How expiring HHS contracts could fund the Trump agenda

More than $24 billion in Department of Health and Human Services contracts are set to expire by the end of the year, according to a Govini analysis. Those funds could be redirected to help drive President Trump's health care agenda.

Shutterstock image (by Mascha Tace): business contract competition, just out of reach.

An anticipated wave of expiring contracts at the Department of Health and Human Services could free up billions for reprogramming -- money that could help drive the implementation of the Trump administration's health care agenda.

More than $24 billion in HHS contracts are set to expire by the end of the year, according to an analysis by contracting intelligence firm Govini.
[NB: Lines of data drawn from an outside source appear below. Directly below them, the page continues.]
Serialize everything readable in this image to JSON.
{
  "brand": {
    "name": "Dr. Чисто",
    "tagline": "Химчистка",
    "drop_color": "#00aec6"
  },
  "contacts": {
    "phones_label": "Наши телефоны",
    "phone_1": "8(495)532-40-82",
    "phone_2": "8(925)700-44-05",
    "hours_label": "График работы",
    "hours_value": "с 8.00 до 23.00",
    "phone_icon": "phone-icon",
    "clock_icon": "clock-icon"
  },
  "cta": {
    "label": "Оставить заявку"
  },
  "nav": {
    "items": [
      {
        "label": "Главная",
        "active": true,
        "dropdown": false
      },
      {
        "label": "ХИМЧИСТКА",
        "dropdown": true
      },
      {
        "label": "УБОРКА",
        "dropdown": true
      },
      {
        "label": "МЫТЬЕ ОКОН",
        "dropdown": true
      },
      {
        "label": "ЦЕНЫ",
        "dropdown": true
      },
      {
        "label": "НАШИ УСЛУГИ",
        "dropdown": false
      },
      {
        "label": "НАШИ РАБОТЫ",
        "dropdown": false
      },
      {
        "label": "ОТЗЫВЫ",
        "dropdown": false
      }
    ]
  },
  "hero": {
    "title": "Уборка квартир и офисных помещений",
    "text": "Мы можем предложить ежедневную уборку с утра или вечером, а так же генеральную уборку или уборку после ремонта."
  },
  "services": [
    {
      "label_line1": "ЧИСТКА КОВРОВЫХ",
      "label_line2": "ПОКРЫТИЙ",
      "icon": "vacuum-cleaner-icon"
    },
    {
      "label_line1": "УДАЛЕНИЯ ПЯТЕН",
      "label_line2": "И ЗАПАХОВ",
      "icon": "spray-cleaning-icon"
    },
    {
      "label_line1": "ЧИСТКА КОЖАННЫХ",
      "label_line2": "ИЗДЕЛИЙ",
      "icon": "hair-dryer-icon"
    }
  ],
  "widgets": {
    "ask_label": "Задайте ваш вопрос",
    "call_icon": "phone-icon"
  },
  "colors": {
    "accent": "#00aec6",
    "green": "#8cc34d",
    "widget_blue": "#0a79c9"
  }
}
While most of the exposure centers on contracts for pharmaceuticals and services, IT spending also accounts for a big chunk of this money. Tech contractors are especially vulnerable. IT contracts expiring by the close of 2017 total $6.7 billion, up from $4.2 billion in 2016.

"HHS is well positioned relative to other agencies to help implement the Trump agenda right away, based on reprogramming opportunities," said Govini Analyst Matt Hummer. "President Trump is trying to execute on priorities in his first 100 days, despite not having a budget, using whatever tools that are there to reorient agencies. Expiring contracts is a way to do that."

The details of Trump's health care policy remain sketchy. Rep. Tom Price (R-Ga.), Trump's choice to lead HHS, hasn't yet been confirmed by the Senate. One big plank of the Trump health care plan was the repeal of the Affordable Care Act, but that may take longer than expected.

In a Feb. 5 interview with Fox News, which aired during the Super Bowl pregame show, Trump said the repeal could "take till sometime into next year," and that he hoped to have "at least the rudiments" of a replacement figured out by the end of 2017.

Wholesale changes to the ACA could lead to the government pulling the plug on billions in IT software and services contracts related to the technological implementation of the law.

"Any move to repeal and replace is going to impact health IT systems, data systems, all those systems built around this specific mandate to buy insurance off of government-run exchanges," Hummer said.

But even in the absence of repeal, there is $2.1 billion in expiring contracts on the main vehicle used to acquire IT and services to support the ACA. The Centers for Medicare and Medicaid Services' Enterprise System Development contract dates back to 2007, long before the passage of the health care act. Govini found that CSRA has $552.8 million in expiring ESD orders, Quality Software Services has $445.1 million and CGI Federal has $268.8 million.

There are 16 primes on the ESD vehicle. Much of the ACA work will flow to ESD's replacement, the $25 billion Strategic Partners Acquisition Readiness Contract, dubbed SPARC. But there are more than 80 vendors on SPARC, opening up incumbents to more competition.

If the ACA is modified or replaced, "all these systems and data architecture designed around the law over the last eight years would have to change as well," Hummer said. If the system is repealed and not replaced, that contract money could be reprogrammed for other uses.

On the other hand, the money might not be spent at all. HHS is "under no obligation to spend against the ceiling value of these contracts," Hummer said. "That’s why people in industry are really worried."